##### RECORDS FOR THE EXERCISE
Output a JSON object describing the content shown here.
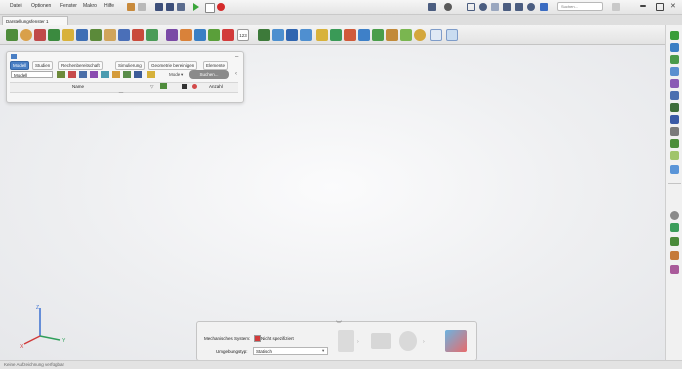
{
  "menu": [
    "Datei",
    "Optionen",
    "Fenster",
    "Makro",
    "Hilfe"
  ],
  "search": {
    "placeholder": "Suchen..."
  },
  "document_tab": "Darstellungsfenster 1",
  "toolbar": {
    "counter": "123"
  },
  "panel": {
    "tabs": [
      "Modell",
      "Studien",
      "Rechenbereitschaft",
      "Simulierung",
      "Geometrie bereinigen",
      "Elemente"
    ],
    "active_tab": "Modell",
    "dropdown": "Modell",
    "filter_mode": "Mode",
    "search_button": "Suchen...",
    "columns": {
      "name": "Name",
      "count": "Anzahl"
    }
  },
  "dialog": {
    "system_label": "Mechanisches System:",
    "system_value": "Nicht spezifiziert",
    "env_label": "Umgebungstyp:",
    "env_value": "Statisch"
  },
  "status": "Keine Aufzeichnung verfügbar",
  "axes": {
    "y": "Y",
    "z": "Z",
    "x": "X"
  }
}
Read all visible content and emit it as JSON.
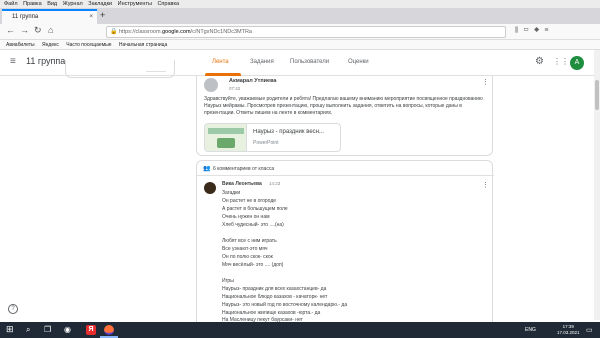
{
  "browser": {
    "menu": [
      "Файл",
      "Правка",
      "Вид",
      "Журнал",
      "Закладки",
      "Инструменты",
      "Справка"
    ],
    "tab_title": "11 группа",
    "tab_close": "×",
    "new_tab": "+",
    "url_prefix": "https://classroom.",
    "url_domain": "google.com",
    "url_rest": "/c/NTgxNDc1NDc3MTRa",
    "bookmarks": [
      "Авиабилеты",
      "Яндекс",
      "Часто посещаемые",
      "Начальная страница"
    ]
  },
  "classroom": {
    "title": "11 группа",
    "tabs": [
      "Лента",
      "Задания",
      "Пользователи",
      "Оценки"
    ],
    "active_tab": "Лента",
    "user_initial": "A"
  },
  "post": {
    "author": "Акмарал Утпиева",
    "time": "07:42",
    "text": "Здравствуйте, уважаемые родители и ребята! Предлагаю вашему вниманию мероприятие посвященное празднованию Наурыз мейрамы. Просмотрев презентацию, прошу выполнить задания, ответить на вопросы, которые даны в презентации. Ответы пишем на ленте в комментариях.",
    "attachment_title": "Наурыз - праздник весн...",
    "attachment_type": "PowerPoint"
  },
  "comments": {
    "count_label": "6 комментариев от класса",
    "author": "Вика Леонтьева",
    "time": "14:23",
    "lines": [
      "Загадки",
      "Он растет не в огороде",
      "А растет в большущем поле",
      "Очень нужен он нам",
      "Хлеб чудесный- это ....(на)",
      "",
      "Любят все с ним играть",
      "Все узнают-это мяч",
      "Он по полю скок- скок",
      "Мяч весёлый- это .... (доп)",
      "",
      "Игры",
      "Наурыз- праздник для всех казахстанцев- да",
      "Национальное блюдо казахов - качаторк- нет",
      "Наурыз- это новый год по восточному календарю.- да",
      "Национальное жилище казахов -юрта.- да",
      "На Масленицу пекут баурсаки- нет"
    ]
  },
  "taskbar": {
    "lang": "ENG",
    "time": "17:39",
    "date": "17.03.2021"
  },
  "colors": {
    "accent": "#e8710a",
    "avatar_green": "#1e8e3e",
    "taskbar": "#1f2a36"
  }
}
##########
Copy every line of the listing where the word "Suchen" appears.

### RESPONSE TO THIS TASK:
    "placeholder": "Suchen..."
    "search_button": "Suchen...",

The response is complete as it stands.